Work item:
From the entries that follow, work out how many lines contain "verified". Write the number only.

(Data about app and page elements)
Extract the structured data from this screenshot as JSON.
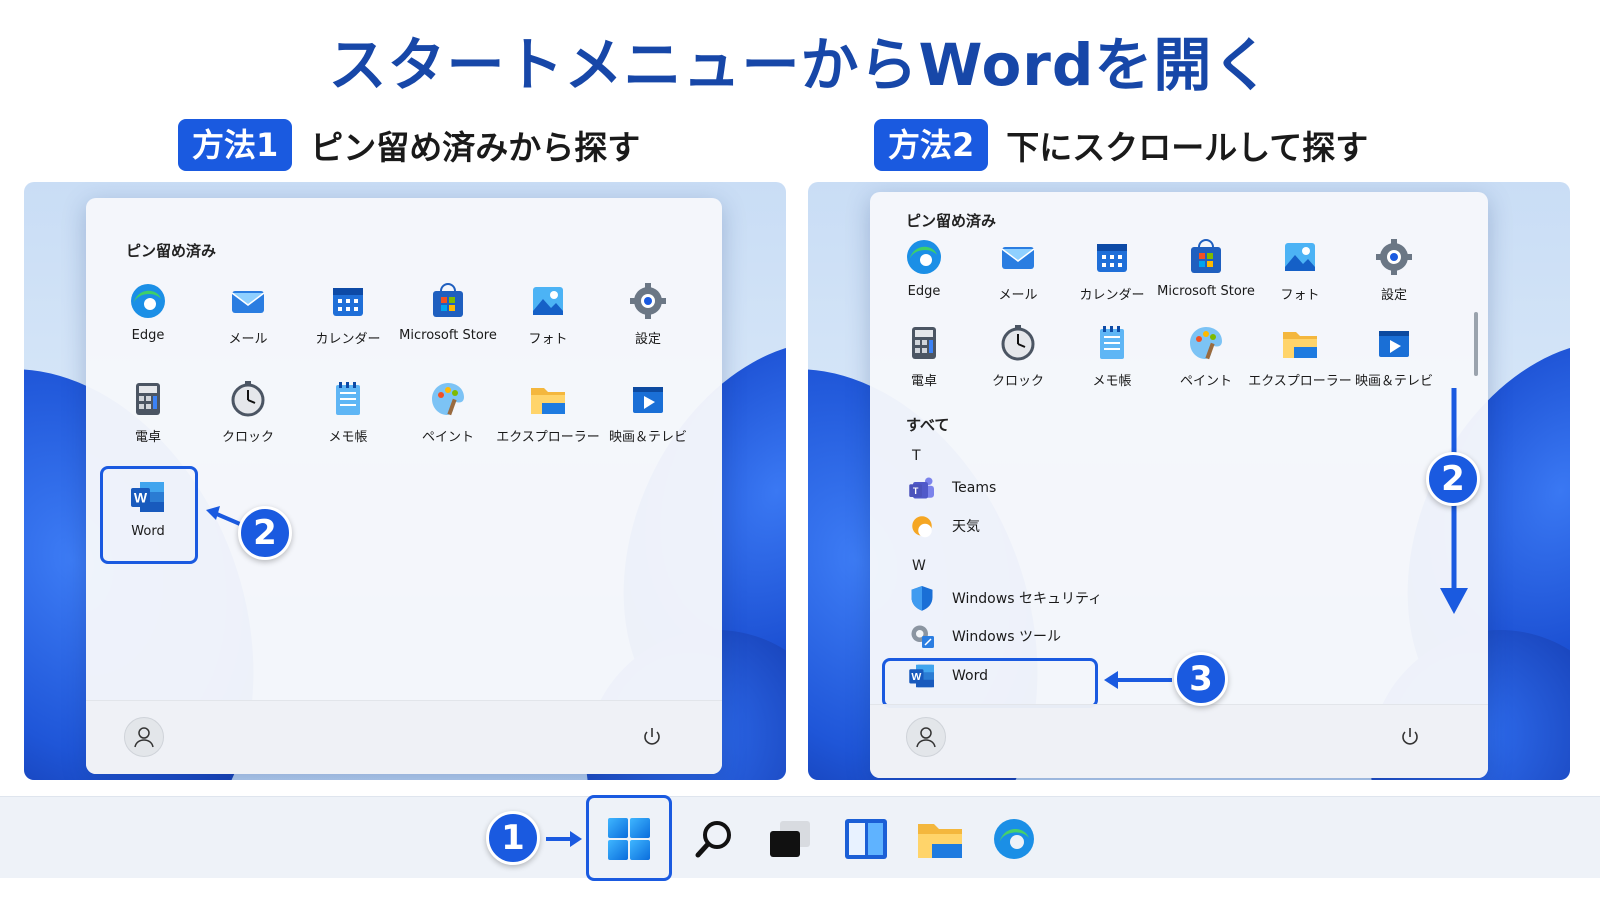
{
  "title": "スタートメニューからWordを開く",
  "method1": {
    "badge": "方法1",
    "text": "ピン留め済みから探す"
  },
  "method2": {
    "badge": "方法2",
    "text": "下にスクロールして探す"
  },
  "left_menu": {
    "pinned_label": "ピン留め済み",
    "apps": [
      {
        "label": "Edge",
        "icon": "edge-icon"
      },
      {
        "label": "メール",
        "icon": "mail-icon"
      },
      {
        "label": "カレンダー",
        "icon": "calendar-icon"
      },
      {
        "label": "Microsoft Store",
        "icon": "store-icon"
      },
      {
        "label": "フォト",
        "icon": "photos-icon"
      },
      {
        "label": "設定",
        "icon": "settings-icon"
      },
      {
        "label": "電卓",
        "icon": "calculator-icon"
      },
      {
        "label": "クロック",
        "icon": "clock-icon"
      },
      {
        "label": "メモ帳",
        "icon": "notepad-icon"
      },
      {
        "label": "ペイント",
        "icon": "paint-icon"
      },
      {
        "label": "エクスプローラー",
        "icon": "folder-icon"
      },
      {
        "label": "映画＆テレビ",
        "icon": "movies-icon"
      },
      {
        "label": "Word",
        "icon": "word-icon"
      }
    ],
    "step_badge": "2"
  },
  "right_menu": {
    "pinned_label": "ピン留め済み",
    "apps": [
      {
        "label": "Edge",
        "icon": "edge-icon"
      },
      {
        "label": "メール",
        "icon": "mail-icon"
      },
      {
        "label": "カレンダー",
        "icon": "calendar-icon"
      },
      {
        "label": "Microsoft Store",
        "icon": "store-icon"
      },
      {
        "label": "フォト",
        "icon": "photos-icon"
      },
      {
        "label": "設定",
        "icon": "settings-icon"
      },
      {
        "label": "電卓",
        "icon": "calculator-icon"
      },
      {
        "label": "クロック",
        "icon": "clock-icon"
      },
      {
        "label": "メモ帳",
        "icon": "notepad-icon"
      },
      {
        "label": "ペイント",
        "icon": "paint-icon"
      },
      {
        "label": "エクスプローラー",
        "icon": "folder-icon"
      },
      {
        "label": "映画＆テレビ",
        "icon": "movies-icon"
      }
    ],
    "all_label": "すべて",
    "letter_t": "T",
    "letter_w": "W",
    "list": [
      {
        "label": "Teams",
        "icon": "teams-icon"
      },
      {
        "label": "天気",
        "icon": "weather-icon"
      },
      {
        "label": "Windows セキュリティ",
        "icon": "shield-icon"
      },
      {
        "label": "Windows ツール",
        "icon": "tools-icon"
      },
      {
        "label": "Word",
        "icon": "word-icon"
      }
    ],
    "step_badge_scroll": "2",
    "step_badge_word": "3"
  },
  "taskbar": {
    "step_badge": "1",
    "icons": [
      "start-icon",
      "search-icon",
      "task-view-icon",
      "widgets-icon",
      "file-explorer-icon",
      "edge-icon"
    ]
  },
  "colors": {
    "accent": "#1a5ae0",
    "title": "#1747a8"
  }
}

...

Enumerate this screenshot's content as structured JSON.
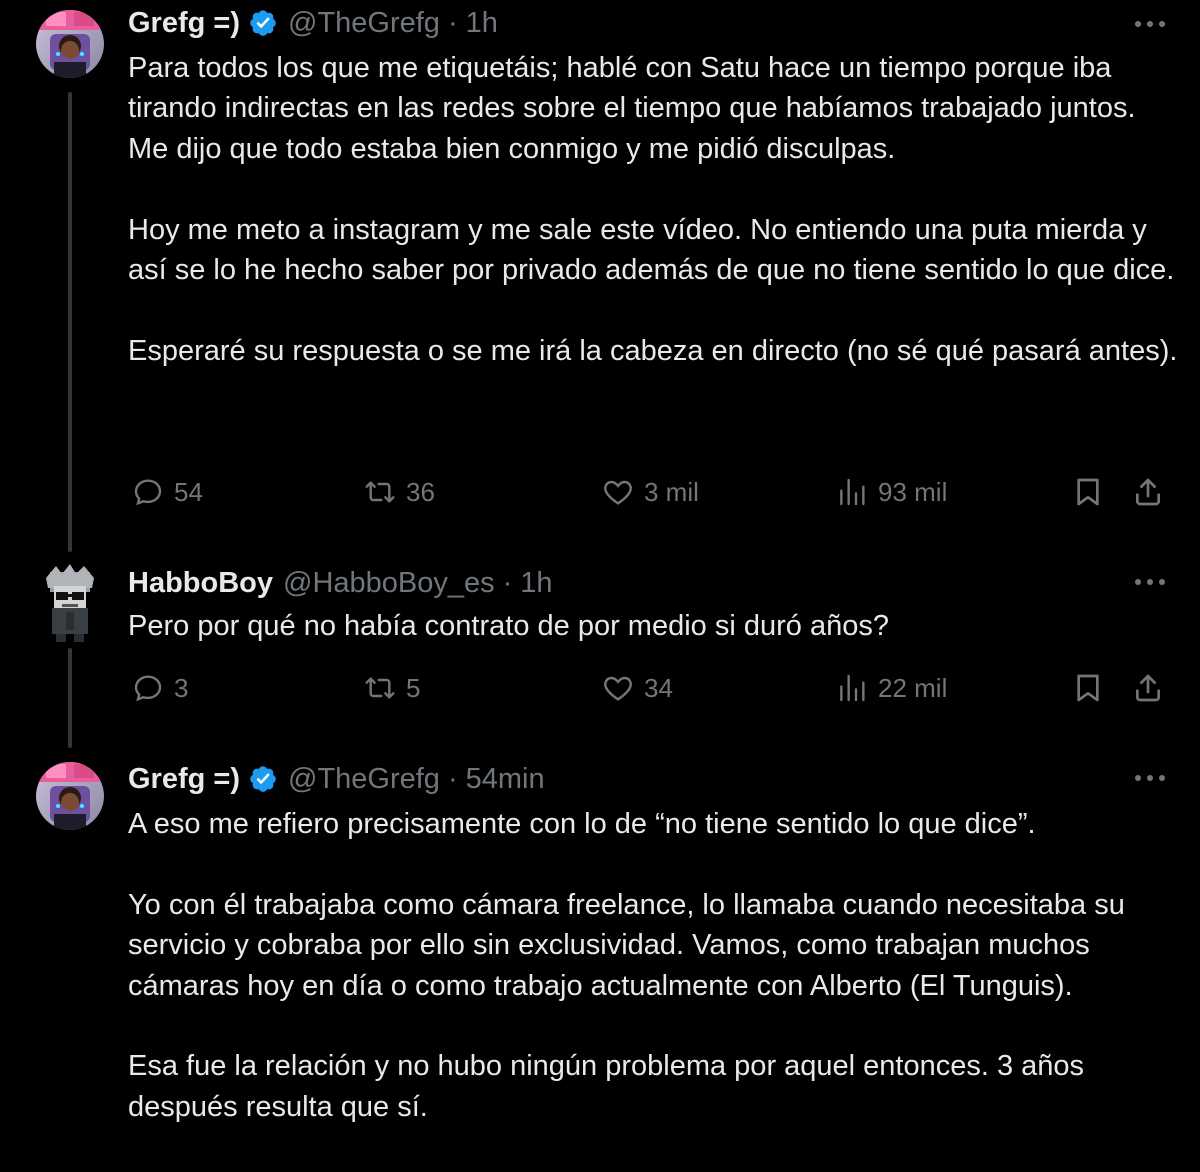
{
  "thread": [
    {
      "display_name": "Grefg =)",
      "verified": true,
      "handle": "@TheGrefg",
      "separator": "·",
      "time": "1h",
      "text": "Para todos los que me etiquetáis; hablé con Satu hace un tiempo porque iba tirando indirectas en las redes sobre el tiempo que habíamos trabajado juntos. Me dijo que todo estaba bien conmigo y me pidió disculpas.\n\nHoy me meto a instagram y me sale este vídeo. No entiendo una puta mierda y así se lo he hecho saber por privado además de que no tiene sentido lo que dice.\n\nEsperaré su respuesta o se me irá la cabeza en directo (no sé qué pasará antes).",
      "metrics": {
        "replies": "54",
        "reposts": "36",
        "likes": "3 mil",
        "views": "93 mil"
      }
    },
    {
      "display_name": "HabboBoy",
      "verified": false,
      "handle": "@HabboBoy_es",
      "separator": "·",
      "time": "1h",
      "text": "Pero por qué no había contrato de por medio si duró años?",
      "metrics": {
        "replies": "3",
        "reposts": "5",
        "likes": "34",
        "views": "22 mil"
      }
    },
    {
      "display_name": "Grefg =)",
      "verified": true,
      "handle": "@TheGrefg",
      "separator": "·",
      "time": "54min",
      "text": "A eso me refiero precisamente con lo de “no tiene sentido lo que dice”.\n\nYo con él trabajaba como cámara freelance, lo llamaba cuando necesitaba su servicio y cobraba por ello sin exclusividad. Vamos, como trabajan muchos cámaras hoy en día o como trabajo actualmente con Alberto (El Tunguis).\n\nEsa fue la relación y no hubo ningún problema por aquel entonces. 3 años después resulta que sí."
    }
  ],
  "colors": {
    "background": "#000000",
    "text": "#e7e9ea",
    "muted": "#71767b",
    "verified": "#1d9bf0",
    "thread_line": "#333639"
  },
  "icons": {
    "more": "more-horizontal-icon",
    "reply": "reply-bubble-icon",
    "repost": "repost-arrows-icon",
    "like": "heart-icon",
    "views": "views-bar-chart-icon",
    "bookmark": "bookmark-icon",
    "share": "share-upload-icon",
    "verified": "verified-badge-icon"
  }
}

Exercise solution:
5